He said that the commercial motor rates were slightly higher than the average figure, but property and commercial package rates were “significantly lower than that”. Commercial casualty rates had increased almost 10%, but Dye stressed that the company needed to maintain this level of increase.

“We are having to work very hard to take rate at that sort of level, which suggests other people are not pushing as hard. And the issues we can see in our casualty account will be visited upon everybody else. There’s nothing unique about our position in the casualty market.”

Personal motor mayhem

One particular area of concern for insurance chief executives is the rapid decline of motor rates, which industry surveys have shown are down by between 12% and 14% on where they were at this time last year.

Dye said that Allianz had cut its personal motor rates “a fraction of a percentage point”. He added that low rates had prompted Allianz to walk away from some brokered motor business, which is why that line of business is growing slower than originally planned.

He said: “From our point of view private car has got too cheap too quickly and we have been prepared to let volume go. We are not going to chase the market down when it is taking what looks to us to be overly aggressive rate cuts.”

He added that it was unclear who was behind the sharp rate cuts, as many chief executives have reported that their rate cuts are well below those quoted by the pricing surveys.

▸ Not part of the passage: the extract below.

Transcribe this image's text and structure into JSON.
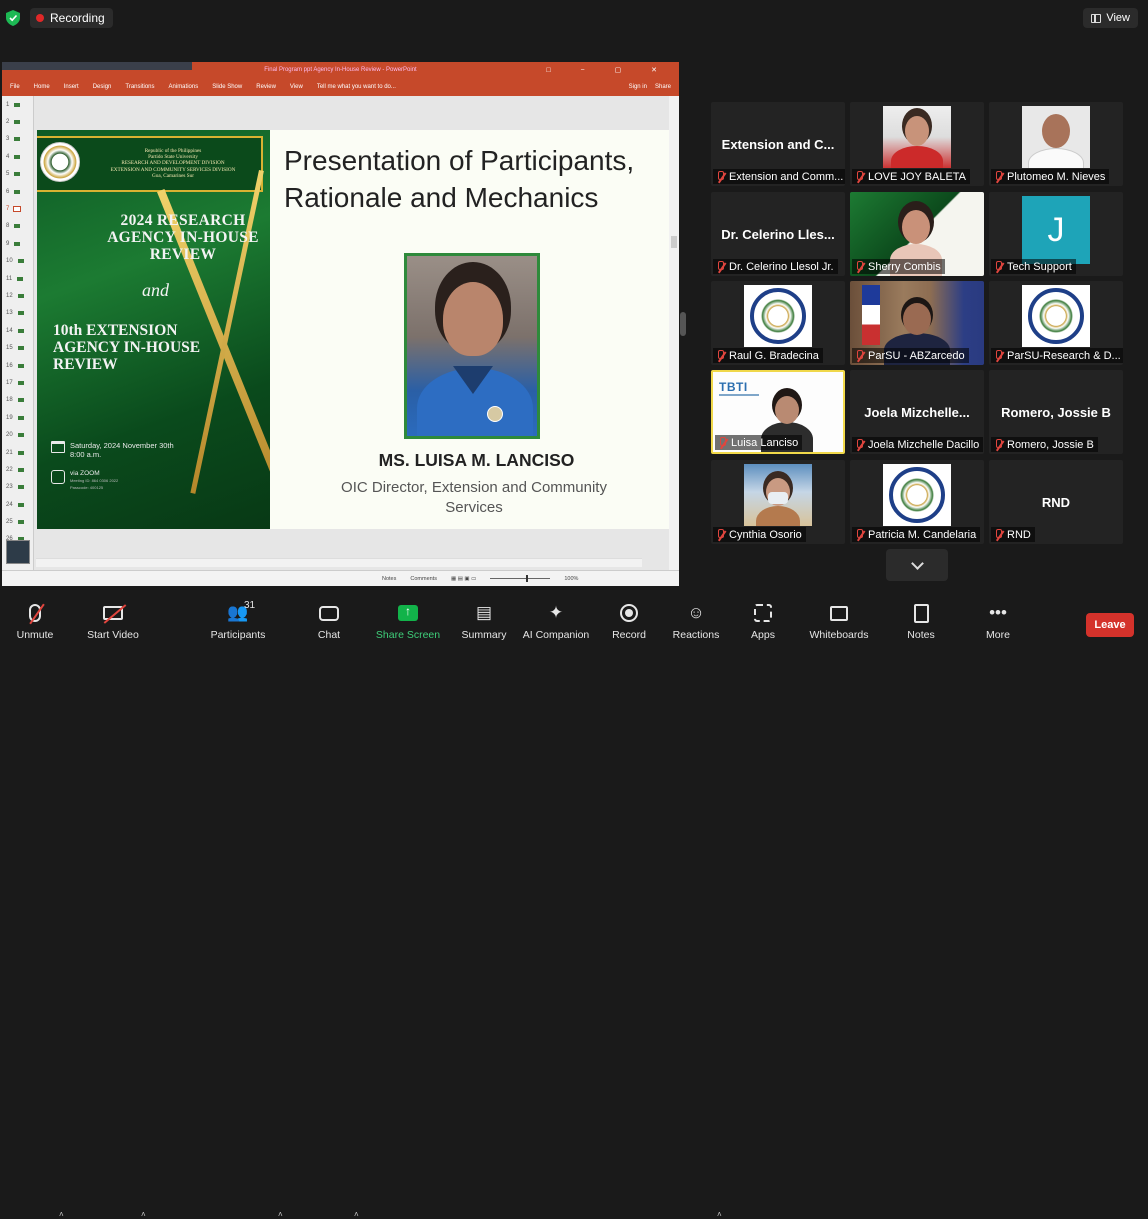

Dye said: “Some of it can be driven by the behaviour of the brokers themselves. If we have given a net-rated product and they choose to take no commission or push their commission into negative territory they can do that. I’m not sure it is the brokers at this moment in time. I suspect it is some of the elements in the direct market who are pushing it that way.”

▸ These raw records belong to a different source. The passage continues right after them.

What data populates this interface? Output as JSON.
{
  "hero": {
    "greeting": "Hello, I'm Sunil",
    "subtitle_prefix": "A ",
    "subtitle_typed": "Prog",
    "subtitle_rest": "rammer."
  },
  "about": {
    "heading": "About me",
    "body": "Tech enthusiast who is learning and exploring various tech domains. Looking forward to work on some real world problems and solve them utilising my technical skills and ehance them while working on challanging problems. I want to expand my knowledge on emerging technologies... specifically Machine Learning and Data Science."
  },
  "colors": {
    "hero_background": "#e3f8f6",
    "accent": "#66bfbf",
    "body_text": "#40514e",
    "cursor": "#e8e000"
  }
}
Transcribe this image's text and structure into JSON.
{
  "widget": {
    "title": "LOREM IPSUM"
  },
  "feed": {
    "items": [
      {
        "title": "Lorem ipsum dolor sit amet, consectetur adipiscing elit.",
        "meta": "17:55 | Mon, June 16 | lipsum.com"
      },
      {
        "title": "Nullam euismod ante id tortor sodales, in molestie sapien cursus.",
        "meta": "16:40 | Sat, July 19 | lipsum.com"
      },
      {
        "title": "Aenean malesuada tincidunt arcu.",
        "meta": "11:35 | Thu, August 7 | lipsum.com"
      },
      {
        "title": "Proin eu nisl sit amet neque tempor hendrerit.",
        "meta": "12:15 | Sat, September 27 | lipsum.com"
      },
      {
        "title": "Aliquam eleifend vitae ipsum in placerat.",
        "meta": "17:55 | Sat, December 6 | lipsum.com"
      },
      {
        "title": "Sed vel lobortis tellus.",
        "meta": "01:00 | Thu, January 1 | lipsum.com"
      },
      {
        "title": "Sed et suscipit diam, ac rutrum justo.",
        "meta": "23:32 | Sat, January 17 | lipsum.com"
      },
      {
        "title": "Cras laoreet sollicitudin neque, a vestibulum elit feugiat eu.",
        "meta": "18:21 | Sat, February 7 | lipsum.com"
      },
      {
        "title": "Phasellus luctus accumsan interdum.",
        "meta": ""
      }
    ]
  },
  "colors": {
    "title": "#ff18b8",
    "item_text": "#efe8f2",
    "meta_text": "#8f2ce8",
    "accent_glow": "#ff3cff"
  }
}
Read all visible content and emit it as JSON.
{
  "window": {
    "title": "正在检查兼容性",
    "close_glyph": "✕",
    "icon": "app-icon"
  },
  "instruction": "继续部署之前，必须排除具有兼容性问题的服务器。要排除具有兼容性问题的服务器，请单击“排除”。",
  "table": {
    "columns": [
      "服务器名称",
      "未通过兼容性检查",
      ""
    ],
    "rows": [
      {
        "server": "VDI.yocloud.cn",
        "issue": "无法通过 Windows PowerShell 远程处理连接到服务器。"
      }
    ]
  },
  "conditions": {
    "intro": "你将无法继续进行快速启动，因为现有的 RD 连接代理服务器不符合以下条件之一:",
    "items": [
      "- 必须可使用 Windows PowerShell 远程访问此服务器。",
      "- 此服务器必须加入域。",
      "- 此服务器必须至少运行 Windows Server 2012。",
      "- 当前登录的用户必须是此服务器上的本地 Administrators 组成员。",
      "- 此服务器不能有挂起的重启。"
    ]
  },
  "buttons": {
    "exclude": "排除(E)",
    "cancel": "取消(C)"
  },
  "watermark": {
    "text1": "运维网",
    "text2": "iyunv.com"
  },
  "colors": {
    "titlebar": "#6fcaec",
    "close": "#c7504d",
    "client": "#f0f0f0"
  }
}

St Jude loss

One feature of companies’ full-year results will be losses from the St Jude storm, which hit in late October and so fell into the fourth quarter.

Dye said Allianz is expecting a maximum claims bill from St Jude of £3m, which he described as “inconvenient but not material in financial terms”.

He said: “Before the event it looked like that was going to be pretty horrible but actually it has turned out to be not such a big deal at all.”